The Payday Loan Update was one of the major and also pretty much significant updates that Google initiated. Its target was various spammy queries associated with such notorious industry sectors as porn and expensive payday loans (hence the name). As a result, about 0.3% of super spammed queries were affected.
- Payday Loan Update (2013) – The first one, it was aimed at payday loan and porn industry and other sectors with heavy amounts of spammed queries. The update got huge reaction.
- Payday Loan 2.0 (2014) – Google updated the payday loan algorithm to target spammy sites.
- Payday Loan 3.0 (2014) – Came out less than 30 days after the previous one, this Google anti-spam algorithm update actually had all the spammy queries targeted.
Thus, in the result both spammy queries and spammy sites were affected by the Payday Loan updates.
Three Examples of Websites Affected by the Payday Loan Update (that are interesting from the SEO point of view)
There are many case studies of the sort, here are just three to start with. Their examples are quite informative; and they also provide us with better understanding of how Google updates generally work (how to fall into disfavor, how to recover, or not to lose your search engine position in the first place) and what useful lessons can be drawn from such experience (especially for the industry players.)
Link Research Tools case study by Bartosz Góralewicz concerns the British website Cashlady, and it is a very interesting text that deals with spammy links and Google manual penalty as well as possible ways to lift it.
TrenchWorthy case study by Josh Sturgeon offers all types of examples: paid backlinks, guest (sponsored) posting, even hacking as a way of getting a new link. It also focuses on blog comments which are spammy but still capable of making it through the Google’s filter. It is an interesting case study, worth reading.
Moz case study by Steven Macdonald concerns the British website Peachy.co.uk and describes how it ended up with an 81% organic traffic loss after Google Payday Loan Update. It might be interesting to see how one website managed to use almost all the unhealthy linking techniques in order to get good rankings and search engine position.
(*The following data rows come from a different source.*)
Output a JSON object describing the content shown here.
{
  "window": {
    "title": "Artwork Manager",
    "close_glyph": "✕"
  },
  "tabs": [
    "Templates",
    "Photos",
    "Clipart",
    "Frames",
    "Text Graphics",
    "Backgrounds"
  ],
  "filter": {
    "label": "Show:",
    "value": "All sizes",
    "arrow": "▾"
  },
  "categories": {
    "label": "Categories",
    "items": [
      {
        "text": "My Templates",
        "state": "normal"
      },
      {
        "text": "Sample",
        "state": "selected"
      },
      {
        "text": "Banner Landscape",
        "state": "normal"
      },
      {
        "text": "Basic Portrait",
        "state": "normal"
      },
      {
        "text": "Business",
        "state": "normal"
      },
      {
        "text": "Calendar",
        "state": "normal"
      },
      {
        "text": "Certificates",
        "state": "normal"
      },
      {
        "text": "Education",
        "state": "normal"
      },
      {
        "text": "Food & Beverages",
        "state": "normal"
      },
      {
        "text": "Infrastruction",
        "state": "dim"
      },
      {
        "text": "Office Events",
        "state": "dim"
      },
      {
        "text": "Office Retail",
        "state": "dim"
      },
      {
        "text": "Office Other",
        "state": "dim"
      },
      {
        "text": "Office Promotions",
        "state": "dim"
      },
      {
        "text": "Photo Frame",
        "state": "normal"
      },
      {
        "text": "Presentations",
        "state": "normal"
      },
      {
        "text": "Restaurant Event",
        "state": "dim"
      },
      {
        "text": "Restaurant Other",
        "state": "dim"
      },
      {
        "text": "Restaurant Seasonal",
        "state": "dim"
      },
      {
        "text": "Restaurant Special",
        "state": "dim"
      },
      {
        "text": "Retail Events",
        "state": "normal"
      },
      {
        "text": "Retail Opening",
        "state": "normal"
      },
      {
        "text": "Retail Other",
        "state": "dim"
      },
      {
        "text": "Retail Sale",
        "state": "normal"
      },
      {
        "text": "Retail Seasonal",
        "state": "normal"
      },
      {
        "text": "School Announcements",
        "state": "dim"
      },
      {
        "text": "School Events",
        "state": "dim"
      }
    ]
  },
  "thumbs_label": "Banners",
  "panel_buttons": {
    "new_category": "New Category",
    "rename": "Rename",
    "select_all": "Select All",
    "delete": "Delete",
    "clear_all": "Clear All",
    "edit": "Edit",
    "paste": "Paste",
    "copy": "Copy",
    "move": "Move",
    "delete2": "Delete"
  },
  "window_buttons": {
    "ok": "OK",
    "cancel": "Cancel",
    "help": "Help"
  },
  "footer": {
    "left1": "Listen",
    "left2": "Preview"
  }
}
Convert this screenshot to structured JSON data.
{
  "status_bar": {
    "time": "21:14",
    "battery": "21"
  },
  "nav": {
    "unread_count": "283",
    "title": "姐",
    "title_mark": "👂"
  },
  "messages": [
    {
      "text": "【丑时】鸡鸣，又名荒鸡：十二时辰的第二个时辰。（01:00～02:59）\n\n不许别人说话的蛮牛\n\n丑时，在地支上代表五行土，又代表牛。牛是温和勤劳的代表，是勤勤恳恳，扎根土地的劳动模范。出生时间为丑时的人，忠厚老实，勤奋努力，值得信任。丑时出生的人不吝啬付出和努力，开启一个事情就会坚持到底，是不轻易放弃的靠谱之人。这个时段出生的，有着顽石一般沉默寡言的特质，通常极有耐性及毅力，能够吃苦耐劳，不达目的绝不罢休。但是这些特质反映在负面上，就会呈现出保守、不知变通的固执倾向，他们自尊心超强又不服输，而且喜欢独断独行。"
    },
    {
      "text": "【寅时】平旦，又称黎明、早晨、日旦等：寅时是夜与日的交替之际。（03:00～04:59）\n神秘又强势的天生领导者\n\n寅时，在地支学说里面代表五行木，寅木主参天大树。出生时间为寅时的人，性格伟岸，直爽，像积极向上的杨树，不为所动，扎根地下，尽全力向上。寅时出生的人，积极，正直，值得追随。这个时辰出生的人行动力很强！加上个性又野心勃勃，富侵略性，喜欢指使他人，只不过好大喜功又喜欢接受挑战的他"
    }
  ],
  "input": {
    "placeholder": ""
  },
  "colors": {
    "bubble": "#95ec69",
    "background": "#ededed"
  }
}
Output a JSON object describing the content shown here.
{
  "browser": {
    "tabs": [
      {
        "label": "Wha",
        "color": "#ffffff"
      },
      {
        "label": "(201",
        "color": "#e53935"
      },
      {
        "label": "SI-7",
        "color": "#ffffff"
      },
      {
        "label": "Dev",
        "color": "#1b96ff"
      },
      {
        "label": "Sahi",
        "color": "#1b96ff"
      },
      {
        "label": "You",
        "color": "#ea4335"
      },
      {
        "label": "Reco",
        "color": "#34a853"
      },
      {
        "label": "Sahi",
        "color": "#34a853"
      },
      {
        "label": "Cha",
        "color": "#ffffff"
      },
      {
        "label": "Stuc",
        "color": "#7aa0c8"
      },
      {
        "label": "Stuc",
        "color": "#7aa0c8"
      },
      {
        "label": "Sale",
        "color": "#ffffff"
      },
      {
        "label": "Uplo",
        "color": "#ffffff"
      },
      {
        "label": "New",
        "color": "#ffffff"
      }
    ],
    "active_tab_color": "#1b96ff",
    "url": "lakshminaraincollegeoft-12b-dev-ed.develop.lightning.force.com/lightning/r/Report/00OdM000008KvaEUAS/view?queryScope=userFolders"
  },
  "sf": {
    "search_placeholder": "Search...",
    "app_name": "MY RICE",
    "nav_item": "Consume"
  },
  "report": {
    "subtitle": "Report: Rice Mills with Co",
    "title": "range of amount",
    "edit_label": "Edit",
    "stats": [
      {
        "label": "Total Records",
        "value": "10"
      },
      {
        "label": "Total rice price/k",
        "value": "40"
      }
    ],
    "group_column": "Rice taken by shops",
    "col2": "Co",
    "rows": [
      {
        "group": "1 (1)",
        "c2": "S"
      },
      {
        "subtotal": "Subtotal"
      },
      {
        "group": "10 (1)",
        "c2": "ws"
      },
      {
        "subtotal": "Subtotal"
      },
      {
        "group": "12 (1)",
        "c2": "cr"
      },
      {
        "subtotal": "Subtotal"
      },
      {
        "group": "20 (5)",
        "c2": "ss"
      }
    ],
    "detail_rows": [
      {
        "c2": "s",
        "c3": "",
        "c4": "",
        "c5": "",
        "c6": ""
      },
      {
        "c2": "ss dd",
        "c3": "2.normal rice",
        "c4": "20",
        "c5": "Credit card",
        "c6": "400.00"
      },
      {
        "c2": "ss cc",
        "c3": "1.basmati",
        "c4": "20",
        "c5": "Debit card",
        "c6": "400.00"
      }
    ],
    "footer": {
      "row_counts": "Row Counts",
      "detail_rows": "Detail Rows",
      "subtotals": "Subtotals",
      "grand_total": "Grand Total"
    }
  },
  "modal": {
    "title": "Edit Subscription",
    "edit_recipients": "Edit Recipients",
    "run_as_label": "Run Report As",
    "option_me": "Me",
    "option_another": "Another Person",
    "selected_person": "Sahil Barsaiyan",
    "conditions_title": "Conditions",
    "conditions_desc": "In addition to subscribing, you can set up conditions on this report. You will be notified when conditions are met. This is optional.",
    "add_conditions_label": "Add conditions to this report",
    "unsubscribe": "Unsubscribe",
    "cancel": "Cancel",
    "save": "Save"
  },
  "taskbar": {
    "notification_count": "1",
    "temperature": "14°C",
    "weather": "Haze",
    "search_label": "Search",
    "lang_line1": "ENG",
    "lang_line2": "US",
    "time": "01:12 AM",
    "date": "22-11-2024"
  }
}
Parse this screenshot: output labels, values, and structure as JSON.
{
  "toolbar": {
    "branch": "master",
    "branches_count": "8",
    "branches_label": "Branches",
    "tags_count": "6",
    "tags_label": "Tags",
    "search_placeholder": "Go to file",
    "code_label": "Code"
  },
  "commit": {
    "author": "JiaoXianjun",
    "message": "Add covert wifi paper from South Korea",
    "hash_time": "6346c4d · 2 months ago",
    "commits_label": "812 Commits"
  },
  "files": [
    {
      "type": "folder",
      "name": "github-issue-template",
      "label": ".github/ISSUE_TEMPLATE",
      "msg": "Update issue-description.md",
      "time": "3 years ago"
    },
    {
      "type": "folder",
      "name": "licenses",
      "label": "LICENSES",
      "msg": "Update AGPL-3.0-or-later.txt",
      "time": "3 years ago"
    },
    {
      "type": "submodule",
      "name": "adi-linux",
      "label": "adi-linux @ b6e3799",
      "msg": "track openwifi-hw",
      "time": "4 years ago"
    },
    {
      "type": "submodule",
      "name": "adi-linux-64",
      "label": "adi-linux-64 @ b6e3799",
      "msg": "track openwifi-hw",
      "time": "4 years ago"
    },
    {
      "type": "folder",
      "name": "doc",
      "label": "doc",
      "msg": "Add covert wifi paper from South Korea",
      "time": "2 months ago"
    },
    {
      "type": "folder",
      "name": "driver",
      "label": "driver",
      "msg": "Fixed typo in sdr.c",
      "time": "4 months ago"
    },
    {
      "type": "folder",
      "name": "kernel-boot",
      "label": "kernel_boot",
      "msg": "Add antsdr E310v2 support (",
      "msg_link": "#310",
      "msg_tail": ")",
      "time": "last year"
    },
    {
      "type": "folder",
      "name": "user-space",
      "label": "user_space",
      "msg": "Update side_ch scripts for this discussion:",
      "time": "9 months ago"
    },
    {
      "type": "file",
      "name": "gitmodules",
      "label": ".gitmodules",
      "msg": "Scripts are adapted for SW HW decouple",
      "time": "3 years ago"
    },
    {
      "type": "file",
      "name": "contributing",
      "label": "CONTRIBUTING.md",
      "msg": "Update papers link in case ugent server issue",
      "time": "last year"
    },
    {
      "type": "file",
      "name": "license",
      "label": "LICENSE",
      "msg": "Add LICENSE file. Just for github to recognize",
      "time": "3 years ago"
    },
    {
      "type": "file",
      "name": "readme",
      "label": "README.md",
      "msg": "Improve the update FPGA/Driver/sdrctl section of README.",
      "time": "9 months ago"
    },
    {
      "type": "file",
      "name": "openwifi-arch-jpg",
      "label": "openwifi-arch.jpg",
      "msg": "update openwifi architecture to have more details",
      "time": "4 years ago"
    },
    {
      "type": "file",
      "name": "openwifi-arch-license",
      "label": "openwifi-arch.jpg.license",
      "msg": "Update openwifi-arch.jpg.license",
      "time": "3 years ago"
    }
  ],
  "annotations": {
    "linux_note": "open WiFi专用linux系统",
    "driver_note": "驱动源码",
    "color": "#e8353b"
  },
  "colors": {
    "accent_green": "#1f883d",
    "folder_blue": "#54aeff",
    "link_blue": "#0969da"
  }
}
They had to made a huge effort to recover – deal with their links as well as content and usability. The decision to shift their content focus to education is also a fascinating one (and is pretty much popular and successful technique nowadays.)
However, Google didn’t stop there and introduced another restrictive measure – this time it targeted the AdWords sector. All payday loans or similar ads were to be banned. This was in 2016, and a year later Google doesn’t seem to change its mind no matter how liberally-oriented AdWords placement initially was meant, no discrimination intended.
Lessons to Learn
So, what were all those steps supposed to teach industry-related businesses?
Well, in order to be good, comply with the Google’s Webmaster Guidelines and do your best improving your search rankings by using white hat methods, not scammy ones. That’s what serious reliable businesses do, they don’t resort to manipulation, and they are also aware that it’s quite easy to get caught now – Google is much more fastidious and it reacts very fast.
That’s what some payday loan websites and their affiliates should start doing, too – using only clear well-thought SEO strategies; the industry is notorious enough to be called predatory and not to be trusted in the first place.
What to expect in the future? Will there be any more restrictive actions from Google that would deliberately concern payday loan industry and websites? It’s hard to tell. Policymakers are presently trying to figure out which side will win and whether the recently drawn CFPB payday loan rule will actually come into effect in 2018. If it does, perhaps, we will see Payday Loan 4.0 Update in the nearest future.